**Assignment**
Please find the lines in the following records that hold "MainActivity", and copy them.

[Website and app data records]
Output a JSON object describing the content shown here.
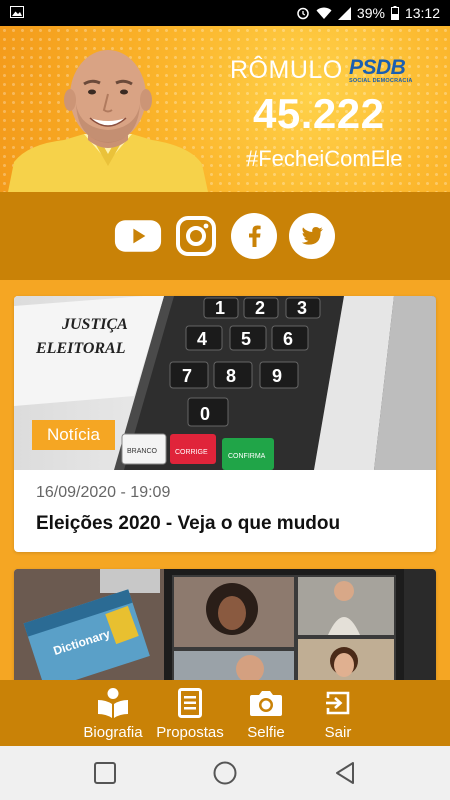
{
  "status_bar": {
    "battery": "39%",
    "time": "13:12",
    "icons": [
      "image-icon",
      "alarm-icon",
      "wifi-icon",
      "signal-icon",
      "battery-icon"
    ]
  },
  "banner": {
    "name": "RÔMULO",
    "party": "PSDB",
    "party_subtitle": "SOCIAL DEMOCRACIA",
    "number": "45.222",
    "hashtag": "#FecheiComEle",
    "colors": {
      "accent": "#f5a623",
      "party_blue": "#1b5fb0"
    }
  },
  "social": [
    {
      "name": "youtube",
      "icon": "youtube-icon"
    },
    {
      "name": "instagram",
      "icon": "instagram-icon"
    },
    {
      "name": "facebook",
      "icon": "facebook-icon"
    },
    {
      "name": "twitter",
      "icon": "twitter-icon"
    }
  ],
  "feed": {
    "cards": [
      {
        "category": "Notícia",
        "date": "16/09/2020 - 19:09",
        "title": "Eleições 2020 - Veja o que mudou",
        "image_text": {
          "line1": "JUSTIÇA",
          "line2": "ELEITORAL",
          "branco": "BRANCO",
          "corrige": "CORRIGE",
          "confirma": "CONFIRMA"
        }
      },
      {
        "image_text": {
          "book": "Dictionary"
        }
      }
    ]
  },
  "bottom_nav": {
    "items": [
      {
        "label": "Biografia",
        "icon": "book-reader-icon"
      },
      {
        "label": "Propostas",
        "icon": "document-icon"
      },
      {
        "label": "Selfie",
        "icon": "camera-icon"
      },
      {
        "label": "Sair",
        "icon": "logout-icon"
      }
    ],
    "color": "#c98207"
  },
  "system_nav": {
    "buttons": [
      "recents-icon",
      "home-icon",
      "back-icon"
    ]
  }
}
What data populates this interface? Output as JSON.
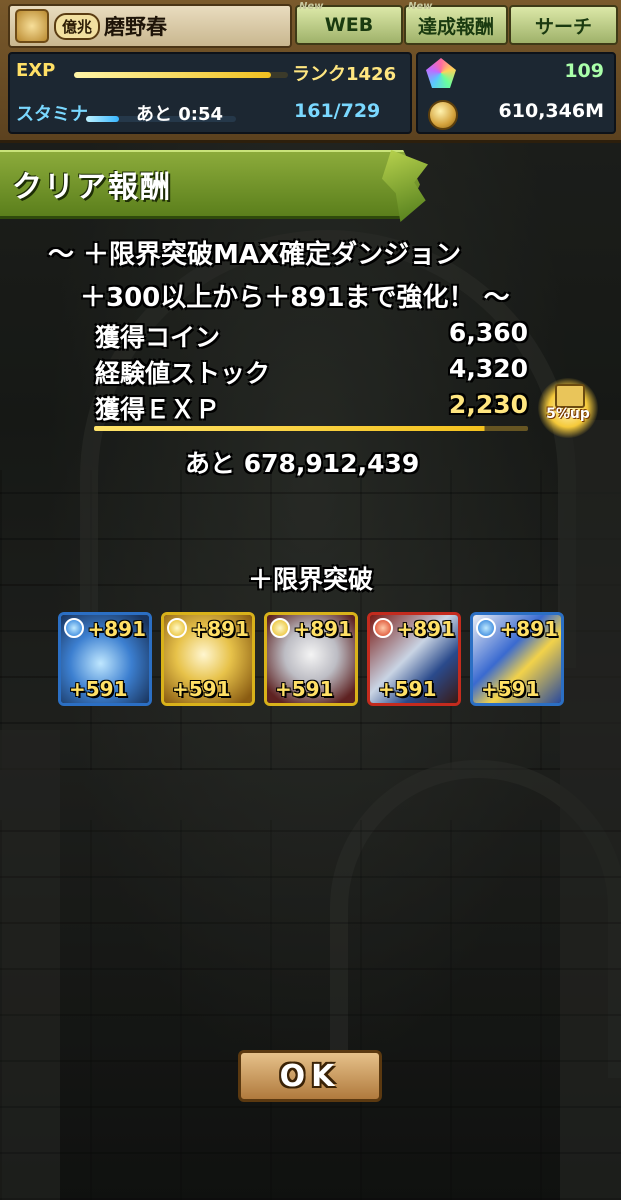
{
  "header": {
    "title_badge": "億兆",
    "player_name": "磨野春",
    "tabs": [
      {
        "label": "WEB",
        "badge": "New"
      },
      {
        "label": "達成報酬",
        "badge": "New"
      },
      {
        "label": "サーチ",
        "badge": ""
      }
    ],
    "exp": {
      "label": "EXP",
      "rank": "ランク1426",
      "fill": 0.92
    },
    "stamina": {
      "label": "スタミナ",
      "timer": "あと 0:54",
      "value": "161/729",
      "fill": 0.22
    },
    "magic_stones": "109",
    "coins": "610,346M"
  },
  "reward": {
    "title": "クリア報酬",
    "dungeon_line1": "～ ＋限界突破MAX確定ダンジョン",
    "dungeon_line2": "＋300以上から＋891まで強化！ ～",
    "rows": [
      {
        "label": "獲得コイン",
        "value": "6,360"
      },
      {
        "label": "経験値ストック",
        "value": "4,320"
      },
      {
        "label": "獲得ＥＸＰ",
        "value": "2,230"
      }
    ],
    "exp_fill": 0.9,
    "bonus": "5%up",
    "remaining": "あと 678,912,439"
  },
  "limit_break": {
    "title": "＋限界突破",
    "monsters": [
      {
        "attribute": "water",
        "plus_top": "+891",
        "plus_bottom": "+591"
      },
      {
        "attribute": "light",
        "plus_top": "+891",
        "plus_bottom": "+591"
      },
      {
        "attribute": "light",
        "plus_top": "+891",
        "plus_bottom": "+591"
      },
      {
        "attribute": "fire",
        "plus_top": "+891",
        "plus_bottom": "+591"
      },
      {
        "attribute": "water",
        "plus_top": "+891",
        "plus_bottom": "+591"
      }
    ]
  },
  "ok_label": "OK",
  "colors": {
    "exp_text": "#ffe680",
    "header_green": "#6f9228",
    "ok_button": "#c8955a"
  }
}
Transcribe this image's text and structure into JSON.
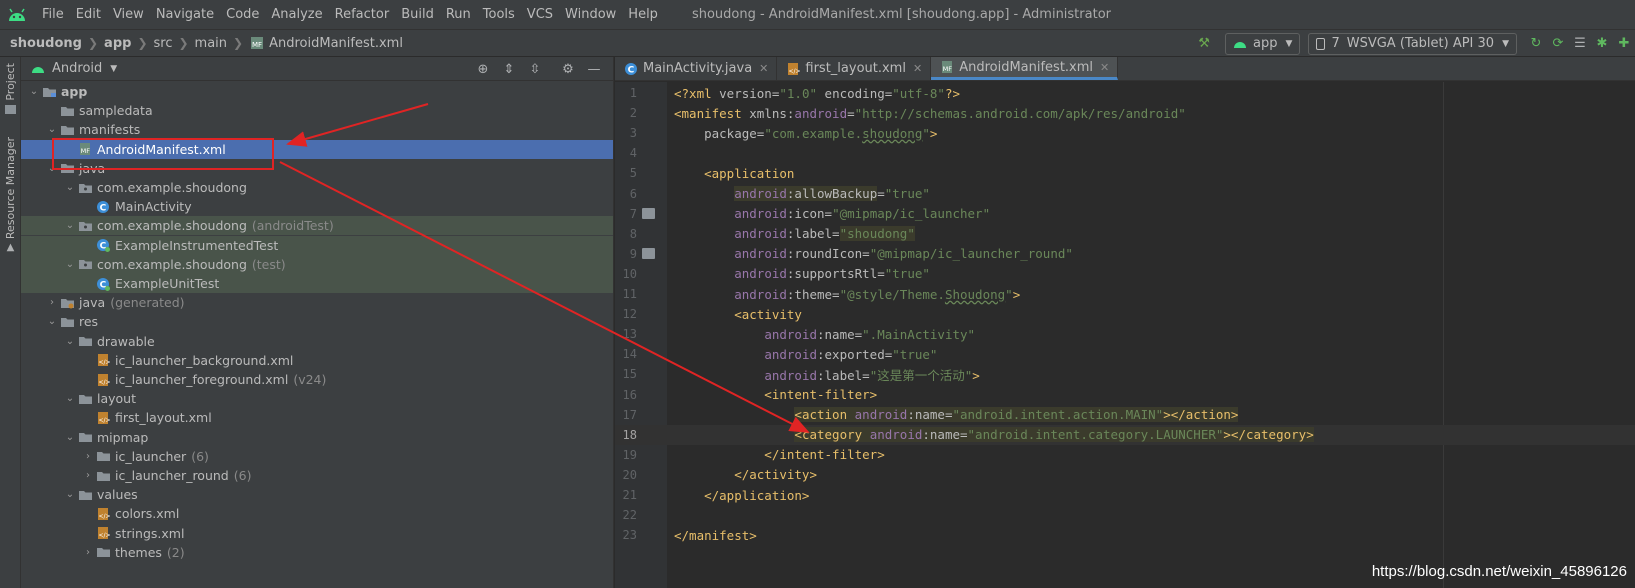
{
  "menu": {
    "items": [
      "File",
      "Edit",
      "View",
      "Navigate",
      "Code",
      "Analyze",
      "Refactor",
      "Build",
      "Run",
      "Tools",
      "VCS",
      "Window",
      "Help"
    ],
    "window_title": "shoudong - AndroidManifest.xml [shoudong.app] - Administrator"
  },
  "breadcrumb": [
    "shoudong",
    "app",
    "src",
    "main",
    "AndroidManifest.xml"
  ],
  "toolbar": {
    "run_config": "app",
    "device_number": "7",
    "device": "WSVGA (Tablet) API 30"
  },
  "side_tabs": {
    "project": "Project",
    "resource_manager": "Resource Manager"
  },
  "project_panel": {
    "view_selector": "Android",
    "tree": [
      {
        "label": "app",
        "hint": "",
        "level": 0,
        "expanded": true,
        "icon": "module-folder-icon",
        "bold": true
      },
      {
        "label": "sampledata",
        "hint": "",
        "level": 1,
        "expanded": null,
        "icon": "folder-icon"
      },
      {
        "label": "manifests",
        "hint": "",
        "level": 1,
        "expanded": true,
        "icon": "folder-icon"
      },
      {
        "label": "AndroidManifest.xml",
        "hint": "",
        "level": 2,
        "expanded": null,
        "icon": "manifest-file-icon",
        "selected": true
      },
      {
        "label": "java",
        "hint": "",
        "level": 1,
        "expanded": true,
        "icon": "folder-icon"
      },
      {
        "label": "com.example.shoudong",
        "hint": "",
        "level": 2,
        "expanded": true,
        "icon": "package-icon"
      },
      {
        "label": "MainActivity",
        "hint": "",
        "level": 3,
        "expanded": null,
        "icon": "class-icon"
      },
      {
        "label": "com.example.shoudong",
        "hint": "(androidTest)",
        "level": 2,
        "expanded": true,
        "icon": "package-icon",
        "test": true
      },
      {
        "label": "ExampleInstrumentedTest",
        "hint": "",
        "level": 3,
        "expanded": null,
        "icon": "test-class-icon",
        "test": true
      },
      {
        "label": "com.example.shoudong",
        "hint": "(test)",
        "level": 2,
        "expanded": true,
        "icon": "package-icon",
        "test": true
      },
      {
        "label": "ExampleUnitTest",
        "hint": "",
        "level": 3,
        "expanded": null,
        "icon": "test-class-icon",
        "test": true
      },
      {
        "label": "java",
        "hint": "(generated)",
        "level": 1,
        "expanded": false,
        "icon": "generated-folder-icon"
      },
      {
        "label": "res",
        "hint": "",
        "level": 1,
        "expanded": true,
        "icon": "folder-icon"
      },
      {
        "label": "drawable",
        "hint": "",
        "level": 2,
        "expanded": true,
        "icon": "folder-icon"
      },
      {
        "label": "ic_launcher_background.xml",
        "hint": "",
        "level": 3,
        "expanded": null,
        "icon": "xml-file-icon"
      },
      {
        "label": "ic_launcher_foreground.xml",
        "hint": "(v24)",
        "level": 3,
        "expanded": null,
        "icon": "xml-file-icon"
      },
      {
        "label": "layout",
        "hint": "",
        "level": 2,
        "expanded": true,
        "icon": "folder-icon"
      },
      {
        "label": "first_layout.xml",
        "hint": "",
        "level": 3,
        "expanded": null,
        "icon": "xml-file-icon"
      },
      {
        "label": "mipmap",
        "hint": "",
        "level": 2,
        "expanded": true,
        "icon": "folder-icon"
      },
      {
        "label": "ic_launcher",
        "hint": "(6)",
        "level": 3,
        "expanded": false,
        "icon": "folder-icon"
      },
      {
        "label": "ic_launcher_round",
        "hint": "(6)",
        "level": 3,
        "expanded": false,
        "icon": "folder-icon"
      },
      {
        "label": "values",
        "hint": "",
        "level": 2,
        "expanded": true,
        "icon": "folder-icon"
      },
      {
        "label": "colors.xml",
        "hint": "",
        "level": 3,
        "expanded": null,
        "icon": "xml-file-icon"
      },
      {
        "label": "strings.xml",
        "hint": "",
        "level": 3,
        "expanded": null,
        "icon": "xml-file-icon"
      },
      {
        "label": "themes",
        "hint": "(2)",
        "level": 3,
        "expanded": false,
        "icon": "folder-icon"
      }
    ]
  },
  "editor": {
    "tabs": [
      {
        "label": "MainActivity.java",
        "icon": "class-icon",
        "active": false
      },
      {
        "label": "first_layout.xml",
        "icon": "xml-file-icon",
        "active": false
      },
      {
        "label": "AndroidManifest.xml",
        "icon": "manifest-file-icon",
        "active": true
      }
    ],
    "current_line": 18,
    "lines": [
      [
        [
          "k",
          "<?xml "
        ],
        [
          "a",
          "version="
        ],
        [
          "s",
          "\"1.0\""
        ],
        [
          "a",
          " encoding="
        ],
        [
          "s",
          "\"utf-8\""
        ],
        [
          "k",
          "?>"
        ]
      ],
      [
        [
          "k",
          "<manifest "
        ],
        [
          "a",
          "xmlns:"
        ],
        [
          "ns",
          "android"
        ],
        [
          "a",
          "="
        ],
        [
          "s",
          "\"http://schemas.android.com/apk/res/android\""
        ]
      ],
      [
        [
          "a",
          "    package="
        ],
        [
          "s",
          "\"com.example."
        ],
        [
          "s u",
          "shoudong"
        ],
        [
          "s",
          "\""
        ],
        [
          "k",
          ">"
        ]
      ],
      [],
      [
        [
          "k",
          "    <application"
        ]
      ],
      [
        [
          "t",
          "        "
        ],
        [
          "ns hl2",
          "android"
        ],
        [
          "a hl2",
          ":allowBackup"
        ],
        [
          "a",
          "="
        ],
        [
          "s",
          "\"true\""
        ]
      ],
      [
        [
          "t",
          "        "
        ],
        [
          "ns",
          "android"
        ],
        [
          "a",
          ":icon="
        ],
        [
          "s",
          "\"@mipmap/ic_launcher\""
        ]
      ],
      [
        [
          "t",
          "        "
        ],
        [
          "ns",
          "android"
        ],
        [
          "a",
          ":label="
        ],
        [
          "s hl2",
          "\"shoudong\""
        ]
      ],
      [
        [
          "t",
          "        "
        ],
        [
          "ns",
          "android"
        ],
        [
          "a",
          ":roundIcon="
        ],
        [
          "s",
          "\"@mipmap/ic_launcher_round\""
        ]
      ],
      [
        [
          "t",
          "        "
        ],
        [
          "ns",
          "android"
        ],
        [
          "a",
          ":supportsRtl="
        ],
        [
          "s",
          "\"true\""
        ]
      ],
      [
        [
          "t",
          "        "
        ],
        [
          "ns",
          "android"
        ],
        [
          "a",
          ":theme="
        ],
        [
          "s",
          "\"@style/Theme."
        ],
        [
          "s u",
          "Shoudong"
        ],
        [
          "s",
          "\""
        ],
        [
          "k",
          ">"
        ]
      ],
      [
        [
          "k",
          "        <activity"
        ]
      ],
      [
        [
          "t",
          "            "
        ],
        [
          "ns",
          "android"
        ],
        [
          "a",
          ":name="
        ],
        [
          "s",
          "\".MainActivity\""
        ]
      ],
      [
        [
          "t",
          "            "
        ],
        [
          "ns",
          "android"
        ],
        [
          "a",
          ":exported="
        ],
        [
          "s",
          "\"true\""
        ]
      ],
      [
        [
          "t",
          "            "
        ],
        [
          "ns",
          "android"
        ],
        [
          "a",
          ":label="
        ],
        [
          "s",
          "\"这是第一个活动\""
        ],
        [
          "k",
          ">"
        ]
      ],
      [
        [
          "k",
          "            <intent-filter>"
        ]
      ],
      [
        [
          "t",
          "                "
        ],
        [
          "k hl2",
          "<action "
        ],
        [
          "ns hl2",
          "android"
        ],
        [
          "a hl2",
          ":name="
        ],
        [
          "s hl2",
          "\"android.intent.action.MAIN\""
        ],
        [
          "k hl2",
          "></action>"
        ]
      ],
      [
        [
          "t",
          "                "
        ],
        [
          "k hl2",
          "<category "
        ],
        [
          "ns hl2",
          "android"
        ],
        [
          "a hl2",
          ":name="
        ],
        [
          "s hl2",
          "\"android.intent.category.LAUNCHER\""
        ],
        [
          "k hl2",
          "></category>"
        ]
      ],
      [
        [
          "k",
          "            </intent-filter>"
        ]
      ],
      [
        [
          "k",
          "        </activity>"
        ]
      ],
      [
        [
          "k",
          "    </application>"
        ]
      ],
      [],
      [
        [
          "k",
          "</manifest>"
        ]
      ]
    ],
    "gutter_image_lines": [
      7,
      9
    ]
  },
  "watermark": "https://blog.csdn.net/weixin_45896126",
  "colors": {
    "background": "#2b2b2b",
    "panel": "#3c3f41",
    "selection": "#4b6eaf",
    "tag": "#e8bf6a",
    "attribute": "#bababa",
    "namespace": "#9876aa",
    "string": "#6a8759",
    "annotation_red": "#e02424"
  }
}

**Result of the exercise**
        "label": "MainActivity",
        "label": "MainActivity.java",
          "\".MainActivity\""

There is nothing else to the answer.